• [Study material]
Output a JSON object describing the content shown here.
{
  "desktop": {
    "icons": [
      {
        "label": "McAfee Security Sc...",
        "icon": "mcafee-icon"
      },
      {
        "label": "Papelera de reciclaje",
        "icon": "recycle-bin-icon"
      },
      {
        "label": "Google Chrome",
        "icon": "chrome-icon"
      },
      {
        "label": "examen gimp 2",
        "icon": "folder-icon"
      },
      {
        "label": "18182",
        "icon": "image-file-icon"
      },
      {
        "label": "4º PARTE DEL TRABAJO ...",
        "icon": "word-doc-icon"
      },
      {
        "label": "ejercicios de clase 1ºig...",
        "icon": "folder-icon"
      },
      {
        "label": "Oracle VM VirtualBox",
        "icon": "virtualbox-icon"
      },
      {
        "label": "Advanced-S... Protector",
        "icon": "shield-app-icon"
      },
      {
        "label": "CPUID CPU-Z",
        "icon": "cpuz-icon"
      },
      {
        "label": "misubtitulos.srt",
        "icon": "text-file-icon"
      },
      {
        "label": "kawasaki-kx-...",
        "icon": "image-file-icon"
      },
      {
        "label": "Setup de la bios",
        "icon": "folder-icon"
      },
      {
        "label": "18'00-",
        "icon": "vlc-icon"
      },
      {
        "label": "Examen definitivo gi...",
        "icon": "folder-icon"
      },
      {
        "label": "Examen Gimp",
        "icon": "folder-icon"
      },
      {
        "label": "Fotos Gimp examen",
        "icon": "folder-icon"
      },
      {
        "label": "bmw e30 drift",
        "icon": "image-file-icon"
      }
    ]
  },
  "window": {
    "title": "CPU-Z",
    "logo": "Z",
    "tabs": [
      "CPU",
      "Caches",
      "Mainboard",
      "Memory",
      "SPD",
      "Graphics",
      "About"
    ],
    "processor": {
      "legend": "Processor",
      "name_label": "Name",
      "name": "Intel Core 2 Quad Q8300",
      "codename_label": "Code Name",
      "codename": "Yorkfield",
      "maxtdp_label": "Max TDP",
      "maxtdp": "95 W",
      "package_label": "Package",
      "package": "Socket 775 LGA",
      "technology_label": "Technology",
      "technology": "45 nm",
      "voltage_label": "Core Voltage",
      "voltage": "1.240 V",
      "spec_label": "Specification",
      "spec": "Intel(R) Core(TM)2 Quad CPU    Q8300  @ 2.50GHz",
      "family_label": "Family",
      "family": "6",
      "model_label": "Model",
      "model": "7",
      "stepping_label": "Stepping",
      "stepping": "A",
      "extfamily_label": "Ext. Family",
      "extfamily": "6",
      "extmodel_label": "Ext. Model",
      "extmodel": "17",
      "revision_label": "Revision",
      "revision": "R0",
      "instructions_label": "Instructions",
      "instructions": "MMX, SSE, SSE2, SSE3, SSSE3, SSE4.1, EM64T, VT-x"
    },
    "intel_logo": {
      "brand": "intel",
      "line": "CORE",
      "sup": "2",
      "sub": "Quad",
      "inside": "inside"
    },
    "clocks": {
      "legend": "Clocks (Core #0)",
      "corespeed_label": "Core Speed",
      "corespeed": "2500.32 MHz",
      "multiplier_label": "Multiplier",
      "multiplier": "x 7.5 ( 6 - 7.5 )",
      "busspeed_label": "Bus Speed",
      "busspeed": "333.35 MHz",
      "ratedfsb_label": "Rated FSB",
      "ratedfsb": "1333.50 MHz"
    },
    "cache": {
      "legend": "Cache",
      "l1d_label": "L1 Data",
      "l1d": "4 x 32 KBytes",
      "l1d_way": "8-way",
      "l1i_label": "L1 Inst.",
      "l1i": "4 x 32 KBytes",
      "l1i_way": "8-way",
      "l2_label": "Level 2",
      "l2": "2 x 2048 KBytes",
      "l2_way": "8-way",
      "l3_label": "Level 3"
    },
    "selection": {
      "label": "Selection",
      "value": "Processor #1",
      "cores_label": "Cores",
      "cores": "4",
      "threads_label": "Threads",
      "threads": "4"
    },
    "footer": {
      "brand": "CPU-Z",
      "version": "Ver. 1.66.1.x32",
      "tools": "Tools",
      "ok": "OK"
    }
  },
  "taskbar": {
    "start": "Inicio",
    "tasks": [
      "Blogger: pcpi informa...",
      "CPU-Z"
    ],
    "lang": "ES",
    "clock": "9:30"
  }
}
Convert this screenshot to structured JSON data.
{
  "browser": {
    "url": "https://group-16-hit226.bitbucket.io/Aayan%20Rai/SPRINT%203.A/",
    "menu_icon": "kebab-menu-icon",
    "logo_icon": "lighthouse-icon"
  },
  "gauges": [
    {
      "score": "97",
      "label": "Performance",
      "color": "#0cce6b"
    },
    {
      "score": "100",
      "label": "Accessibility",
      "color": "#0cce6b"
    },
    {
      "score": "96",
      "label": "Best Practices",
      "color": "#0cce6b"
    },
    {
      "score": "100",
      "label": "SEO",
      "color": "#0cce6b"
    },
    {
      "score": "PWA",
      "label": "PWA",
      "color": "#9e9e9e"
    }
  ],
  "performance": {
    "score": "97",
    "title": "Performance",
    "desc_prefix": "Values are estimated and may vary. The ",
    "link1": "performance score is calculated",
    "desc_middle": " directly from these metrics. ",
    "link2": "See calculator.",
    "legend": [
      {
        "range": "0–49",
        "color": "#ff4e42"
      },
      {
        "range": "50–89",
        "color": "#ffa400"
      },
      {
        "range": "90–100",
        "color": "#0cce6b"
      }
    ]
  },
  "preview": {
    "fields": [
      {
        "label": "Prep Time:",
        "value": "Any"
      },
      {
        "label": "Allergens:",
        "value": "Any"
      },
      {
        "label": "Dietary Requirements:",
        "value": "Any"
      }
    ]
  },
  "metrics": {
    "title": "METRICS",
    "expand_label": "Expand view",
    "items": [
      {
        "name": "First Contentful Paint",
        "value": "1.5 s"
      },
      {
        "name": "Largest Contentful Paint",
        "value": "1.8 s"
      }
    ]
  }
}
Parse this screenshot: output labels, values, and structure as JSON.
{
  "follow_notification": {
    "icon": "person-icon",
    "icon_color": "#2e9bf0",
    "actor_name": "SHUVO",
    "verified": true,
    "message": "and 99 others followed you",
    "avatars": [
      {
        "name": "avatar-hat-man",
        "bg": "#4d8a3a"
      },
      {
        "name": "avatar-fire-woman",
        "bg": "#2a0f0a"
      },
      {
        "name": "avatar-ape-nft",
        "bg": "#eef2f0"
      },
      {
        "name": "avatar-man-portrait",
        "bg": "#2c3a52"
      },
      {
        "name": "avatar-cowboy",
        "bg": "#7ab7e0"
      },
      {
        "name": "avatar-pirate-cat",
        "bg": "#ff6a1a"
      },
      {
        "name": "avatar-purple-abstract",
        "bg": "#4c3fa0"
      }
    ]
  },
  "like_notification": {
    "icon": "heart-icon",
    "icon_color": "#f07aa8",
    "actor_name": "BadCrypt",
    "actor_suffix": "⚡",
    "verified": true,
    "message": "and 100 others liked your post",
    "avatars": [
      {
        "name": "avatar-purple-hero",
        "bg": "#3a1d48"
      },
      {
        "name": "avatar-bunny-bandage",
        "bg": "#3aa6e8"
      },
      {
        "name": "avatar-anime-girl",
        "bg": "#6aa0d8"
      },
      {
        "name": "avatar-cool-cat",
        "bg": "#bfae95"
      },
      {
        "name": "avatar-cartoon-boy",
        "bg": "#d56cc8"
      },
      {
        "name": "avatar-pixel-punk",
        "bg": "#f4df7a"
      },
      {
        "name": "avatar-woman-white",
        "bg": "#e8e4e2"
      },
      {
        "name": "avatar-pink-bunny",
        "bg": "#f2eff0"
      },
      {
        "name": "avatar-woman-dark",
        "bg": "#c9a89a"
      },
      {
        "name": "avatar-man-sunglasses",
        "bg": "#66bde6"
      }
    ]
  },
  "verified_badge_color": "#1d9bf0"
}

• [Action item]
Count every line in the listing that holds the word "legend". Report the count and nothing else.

• [Solution for this task]
4